British author J.K. Rowling says she won an argument with airport security officials in New York to carry the manuscript of the final "Harry Potter" book as carry-on baggage. Had security agents not relented, she might not have flown, she said in a post on her Web site dated Wednesday. "I don't know what I would have done if they hadn't - sailed home probably," she wrote.
The author had participated in a book reading for charity on August 1 with fellow writers Stephen King and John Irving. Security was drastically tightened after August 10 when British police said they had intercepted a plot to blow up U.S.-bound airliners. "The heightened security restrictions on the airlines made the journey back from New York interesting, as I refused to be parted from the manuscript of book seven.
"A large part of it is handwritten, and there was no copy of anything I had done while in the U.S.," she said.
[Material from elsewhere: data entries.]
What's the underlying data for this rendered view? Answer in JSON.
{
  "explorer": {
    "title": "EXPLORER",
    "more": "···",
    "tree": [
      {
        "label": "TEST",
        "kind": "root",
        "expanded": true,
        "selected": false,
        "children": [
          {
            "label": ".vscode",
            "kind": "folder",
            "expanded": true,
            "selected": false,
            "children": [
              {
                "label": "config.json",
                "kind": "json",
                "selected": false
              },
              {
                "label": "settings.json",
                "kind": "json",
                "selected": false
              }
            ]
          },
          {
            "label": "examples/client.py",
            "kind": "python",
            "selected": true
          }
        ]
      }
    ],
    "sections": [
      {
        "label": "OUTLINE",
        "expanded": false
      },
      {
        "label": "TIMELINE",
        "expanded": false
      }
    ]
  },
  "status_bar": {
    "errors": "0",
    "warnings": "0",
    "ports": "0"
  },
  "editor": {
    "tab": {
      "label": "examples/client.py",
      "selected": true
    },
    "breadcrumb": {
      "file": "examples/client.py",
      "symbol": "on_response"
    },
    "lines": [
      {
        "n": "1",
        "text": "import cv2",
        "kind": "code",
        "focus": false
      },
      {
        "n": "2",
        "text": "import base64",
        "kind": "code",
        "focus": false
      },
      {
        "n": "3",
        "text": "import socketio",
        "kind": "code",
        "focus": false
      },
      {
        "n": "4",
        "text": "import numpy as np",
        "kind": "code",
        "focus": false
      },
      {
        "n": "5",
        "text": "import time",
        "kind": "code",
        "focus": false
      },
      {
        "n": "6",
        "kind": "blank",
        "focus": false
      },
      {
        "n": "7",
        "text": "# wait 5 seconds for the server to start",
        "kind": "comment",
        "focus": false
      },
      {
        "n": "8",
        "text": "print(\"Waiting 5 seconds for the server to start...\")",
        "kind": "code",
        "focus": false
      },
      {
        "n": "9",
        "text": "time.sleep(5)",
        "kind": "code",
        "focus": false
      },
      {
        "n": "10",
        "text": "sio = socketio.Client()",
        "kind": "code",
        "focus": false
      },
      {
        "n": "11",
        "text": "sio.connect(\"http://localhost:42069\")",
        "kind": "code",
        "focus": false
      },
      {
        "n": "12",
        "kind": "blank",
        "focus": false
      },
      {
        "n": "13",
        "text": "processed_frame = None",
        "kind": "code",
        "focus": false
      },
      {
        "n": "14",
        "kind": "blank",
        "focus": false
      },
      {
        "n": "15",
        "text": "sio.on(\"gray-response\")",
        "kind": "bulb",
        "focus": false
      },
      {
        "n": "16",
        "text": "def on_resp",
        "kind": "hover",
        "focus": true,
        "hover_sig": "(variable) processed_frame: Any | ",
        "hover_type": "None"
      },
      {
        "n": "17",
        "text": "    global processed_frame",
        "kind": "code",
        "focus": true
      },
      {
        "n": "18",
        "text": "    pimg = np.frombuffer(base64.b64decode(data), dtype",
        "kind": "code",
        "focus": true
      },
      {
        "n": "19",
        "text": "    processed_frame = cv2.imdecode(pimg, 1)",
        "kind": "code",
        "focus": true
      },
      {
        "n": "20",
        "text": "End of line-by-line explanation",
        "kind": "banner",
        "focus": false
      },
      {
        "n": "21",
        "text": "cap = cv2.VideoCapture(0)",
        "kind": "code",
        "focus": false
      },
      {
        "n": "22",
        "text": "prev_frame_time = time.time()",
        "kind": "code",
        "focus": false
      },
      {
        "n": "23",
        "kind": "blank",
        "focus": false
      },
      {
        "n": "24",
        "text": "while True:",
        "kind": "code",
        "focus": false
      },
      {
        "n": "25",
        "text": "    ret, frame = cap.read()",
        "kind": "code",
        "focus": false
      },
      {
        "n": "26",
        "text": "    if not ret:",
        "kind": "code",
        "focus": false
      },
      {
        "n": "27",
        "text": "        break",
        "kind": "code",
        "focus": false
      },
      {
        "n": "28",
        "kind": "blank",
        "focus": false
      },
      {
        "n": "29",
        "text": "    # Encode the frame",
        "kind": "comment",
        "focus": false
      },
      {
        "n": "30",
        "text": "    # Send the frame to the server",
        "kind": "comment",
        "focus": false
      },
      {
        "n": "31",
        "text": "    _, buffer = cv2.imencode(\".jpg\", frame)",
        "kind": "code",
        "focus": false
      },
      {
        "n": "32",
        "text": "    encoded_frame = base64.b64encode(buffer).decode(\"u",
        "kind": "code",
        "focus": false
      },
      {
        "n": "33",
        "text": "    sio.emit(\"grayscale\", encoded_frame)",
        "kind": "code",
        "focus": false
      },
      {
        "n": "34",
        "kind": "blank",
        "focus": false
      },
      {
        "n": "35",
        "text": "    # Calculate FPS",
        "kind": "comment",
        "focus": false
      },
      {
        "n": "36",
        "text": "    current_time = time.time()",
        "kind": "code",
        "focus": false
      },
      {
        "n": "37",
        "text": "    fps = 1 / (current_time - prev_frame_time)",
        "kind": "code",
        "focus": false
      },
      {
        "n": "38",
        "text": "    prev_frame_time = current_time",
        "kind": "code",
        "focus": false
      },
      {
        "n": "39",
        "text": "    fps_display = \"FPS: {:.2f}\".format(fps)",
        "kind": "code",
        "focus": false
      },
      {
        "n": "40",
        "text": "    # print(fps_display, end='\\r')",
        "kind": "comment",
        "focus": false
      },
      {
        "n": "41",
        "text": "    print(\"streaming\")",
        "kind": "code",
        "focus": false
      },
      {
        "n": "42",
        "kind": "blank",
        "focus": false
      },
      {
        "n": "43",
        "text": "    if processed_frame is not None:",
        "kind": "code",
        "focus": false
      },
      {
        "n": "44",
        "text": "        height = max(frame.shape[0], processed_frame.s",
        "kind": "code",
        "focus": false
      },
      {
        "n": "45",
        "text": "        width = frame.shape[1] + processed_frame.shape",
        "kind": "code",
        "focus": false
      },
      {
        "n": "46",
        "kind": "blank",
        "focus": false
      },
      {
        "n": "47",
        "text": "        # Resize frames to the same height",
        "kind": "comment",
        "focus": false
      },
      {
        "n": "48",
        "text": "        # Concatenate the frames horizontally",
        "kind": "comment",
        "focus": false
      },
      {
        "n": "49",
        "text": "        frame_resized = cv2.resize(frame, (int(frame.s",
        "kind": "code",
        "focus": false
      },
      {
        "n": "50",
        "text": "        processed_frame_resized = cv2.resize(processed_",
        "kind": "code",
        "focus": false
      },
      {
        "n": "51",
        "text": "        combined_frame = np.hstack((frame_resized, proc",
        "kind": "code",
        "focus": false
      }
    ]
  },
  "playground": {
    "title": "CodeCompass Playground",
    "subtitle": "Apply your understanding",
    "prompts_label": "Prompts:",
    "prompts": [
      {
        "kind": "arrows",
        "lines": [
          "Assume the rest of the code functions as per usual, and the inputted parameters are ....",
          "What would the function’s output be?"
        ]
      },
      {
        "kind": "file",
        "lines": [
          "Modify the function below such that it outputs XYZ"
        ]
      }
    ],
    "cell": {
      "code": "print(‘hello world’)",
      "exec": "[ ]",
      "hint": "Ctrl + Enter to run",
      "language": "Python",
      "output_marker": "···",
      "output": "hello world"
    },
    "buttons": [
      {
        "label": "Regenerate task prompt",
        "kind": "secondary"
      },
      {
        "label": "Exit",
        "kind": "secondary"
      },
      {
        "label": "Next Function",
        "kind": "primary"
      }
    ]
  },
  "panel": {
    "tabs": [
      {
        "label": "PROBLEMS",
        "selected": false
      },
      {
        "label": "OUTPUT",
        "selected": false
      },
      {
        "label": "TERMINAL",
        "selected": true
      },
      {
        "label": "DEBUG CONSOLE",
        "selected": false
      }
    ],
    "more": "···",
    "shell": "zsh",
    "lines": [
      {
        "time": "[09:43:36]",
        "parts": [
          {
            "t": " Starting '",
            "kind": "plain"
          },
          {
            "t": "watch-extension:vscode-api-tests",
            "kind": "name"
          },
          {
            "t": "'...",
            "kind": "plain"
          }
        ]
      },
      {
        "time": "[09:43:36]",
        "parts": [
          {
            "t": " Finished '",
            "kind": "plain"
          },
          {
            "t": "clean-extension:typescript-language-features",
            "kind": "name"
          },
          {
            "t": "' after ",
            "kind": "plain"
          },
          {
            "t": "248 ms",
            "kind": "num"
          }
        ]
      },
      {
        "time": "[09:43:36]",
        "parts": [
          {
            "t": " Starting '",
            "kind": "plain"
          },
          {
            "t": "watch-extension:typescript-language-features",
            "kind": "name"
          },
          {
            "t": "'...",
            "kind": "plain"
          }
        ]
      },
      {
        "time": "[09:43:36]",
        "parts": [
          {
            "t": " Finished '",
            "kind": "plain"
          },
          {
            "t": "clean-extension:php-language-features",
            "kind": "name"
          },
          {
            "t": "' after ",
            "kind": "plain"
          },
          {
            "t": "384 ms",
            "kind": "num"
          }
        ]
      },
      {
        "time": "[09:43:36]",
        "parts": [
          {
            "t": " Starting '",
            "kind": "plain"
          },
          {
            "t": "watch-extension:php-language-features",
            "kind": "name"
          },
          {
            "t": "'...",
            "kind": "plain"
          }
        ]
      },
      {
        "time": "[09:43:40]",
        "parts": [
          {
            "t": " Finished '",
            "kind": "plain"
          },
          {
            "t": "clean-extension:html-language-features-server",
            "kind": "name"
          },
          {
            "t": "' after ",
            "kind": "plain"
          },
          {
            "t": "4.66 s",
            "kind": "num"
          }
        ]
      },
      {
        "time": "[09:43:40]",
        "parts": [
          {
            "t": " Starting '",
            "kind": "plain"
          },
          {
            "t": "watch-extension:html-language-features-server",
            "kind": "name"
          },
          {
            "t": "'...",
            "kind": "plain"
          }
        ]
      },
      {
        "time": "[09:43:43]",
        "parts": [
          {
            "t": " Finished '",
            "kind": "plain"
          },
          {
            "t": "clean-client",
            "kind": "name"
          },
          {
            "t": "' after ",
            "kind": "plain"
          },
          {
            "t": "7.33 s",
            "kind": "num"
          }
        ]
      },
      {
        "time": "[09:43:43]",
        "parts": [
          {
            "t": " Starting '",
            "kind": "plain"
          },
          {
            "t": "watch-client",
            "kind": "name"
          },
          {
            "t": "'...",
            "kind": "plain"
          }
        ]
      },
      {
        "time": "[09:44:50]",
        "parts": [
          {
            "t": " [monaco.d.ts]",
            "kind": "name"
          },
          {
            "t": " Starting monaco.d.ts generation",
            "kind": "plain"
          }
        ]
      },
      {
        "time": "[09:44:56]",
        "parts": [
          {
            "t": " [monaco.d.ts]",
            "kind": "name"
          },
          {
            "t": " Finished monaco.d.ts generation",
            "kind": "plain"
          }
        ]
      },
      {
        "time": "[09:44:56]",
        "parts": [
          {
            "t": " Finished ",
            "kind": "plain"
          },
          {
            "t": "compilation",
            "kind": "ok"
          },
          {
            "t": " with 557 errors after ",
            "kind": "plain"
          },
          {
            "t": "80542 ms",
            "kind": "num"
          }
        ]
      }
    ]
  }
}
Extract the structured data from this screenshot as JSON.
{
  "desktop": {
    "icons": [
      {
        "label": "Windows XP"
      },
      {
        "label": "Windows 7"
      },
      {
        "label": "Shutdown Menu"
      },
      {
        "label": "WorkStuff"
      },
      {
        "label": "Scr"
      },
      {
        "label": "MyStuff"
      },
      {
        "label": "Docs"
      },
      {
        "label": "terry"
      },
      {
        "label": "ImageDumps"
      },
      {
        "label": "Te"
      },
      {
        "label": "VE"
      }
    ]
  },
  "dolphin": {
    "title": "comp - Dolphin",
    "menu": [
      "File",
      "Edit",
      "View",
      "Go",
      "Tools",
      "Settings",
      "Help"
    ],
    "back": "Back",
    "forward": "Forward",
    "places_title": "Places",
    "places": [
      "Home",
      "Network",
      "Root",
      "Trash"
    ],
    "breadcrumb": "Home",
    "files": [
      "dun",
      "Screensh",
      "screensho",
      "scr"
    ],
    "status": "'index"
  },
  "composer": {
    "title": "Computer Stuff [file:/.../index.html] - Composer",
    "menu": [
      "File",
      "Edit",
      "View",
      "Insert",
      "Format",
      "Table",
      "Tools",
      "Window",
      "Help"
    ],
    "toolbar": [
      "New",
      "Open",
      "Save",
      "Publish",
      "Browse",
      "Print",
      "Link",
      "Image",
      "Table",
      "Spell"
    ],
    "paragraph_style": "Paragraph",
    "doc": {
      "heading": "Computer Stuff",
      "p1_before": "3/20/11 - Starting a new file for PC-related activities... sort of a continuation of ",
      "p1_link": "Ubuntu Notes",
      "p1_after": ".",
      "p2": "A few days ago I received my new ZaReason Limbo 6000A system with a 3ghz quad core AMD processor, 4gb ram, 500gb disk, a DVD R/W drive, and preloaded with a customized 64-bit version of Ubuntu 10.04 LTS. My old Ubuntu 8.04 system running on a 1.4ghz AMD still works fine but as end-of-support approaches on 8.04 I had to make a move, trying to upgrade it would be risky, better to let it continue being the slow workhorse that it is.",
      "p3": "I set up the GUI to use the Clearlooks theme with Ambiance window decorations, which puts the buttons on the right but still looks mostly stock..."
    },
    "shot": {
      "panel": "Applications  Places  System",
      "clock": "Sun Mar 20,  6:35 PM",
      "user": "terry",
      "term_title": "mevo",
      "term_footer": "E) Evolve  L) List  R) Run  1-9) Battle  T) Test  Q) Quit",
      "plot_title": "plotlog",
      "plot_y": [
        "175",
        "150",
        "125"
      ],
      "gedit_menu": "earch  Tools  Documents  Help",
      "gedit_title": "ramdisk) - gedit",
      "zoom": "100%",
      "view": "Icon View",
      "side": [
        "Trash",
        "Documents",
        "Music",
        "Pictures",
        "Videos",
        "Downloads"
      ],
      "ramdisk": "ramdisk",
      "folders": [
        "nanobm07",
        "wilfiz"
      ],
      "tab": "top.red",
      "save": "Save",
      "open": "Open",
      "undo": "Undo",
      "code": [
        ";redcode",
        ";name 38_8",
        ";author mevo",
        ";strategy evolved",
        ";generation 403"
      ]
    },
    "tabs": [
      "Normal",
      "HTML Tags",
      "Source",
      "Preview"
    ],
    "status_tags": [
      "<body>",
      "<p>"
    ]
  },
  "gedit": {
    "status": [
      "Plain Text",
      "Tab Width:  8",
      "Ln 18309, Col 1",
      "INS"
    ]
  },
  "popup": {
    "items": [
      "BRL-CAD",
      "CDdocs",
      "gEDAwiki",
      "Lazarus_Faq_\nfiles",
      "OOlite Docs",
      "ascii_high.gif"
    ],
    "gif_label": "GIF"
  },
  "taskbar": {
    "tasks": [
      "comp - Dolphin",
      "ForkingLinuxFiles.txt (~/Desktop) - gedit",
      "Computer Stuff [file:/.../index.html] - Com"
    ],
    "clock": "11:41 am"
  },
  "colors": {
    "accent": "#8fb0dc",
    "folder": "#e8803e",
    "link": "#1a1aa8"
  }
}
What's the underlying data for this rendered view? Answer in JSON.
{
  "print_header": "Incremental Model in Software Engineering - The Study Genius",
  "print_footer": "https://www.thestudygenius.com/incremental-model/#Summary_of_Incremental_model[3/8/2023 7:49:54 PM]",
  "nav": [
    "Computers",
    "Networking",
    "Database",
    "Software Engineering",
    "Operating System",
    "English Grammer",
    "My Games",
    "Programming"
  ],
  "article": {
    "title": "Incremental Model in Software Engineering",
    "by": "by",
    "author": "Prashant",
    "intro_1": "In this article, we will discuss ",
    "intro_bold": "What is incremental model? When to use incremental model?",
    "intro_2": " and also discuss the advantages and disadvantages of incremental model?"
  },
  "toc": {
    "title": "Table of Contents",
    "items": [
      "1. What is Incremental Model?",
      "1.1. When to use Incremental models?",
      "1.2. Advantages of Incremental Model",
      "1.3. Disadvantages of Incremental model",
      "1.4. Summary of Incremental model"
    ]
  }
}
Eventually, she said, "they let me take it on, thankfully, bound up in elastic bands."
America's Transportation Security Administration has never banned carry-on luggage on U.S. flights.
"TSA never implemented a ban on carry-on luggage for flights originating in the United States," TSA spokeswoman Amy Kudwa said. "A manuscript would certainly be allowed to be carried on." British Airways did ban carry-on baggage on flights between the U.S. and Britain last month when the threat alert was raised because a terror plot was broken up in England.
Rowling said she was still considering two possible titles for the last of the boy wizard's adventures.
"I was quite happy with one of them until the other one struck me while I was taking a shower in New York," she wrote. "They would both be appropriate, so I think I'll have to wait until I'm further into the book to decide which one works best."